Develop in the open--reviews, patches, bugs, design discussions--everything should be visible. Let's not pretend that this is really what "open source" is about--it's about everyone making contributions, visibly, as they happen.
Anyone who takes this kernel and actually adds features is risking duplicating work or breaking future compatibility if Google ever decides to implement the same or otherwise conflicting features in different ways. This happens frequently with Android. Everyone is still stuck waiting on releases, and the fact that there is code involved is basically an afterthought.
1. Google wants to monetize the novel features of Glass
2. Google is bound by licenses for the technology, and is unable to open source certain bits
3. They will open source everything eventually, but decided to rush this bit for publicity reasons
4. Google is required to release the kernel code under the GPL
The big pay-off for google is that to use glass you need to use google. If the devices were 'open' then you would not need google to use glass and they'd be in a cue-cat situation.
Also, the Ars Technica article does not discuss what I suspect is the most interesting part of Google Glass: the code they run on their servers.
There, it's more or less the same story: they release commodity lower layers, but keep the more interesting upper layers to themselves, for the same reason: money.
The kernel will no doubt require binary blobs for OpenGL drivers (IIRC it's an OMAP CPU so this is likely) and because they decided they don't like glibc the OpenGL drivers on the device will be a pain to link against. I always find this annoying while hacking on Android devices.

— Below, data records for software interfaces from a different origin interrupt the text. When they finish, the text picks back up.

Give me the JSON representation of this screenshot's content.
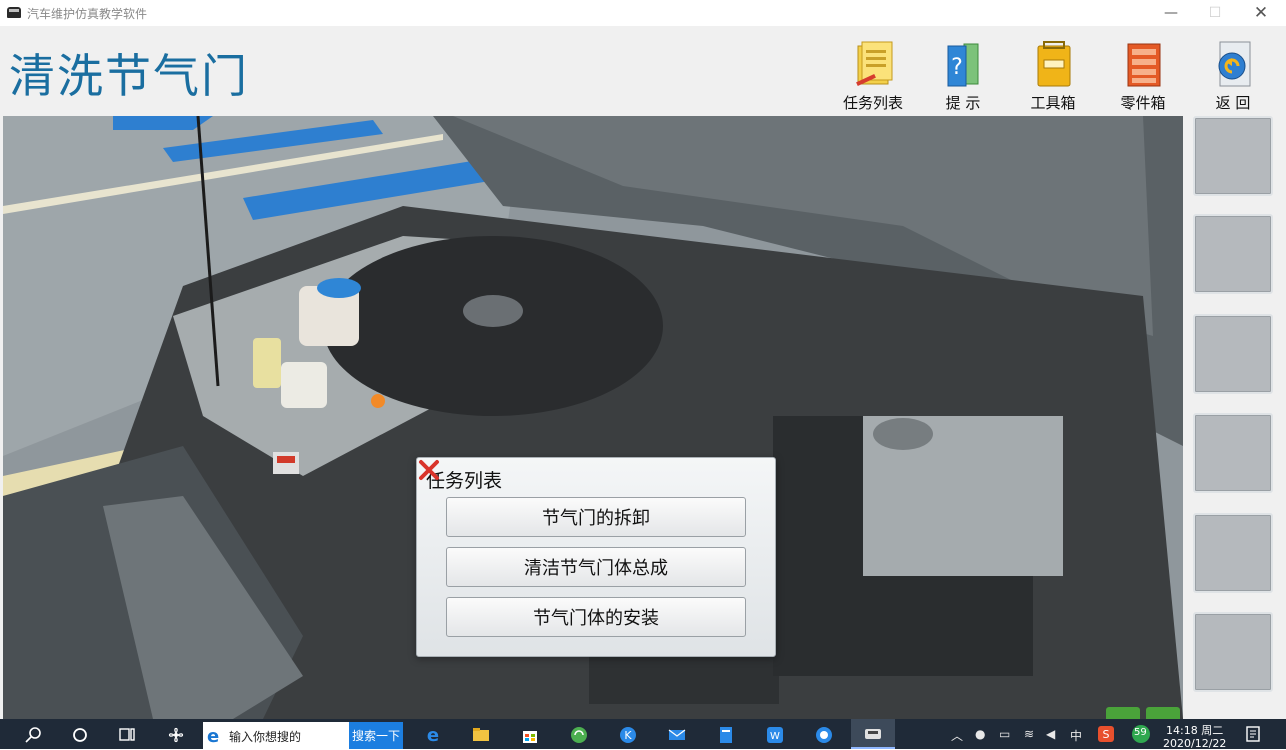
{
  "window": {
    "title": "汽车维护仿真教学软件",
    "minimize": "—",
    "maximize": "☐",
    "close": "✕"
  },
  "header": {
    "page_title": "清洗节气门",
    "tools": [
      {
        "label": "任务列表",
        "icon": "task-list-icon"
      },
      {
        "label": "提  示",
        "icon": "hint-book-icon"
      },
      {
        "label": "工具箱",
        "icon": "toolbox-icon"
      },
      {
        "label": "零件箱",
        "icon": "parts-box-icon"
      },
      {
        "label": "返  回",
        "icon": "back-arrow-icon"
      }
    ]
  },
  "dialog": {
    "title": "任务列表",
    "tasks": [
      "节气门的拆卸",
      "清洁节气门体总成",
      "节气门体的安装"
    ]
  },
  "taskbar": {
    "search_placeholder": "输入你想搜的",
    "search_button": "搜索一下",
    "ime": "中",
    "badge": "59",
    "time": "14:18 周二",
    "date": "2020/12/22"
  },
  "colors": {
    "title_blue": "#1a6ea0",
    "close_red": "#d9342b",
    "nav_green": "#4aa33a",
    "taskbar": "#1f2a38"
  }
}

On I side note - it is a sad world when the fact that device is unlocked is news instead of the norm.
In reference to: https://plus.google.com/118343182830485155505/posts/ERUJ8e1y...
Unless Google also open sources the Glass hardware, any "contributions" to their source code will be benefiting only Google and not the open source community.
Can we have the source code for Google Reader too, while we're at it?
If you want to run your own RSS client, starting with NewsBlur or Tiny Tiny RSS would get you much further than being able to see the Reader source.
I wrote a website that read RSS feeds for me years ago using that. It's really straight forward...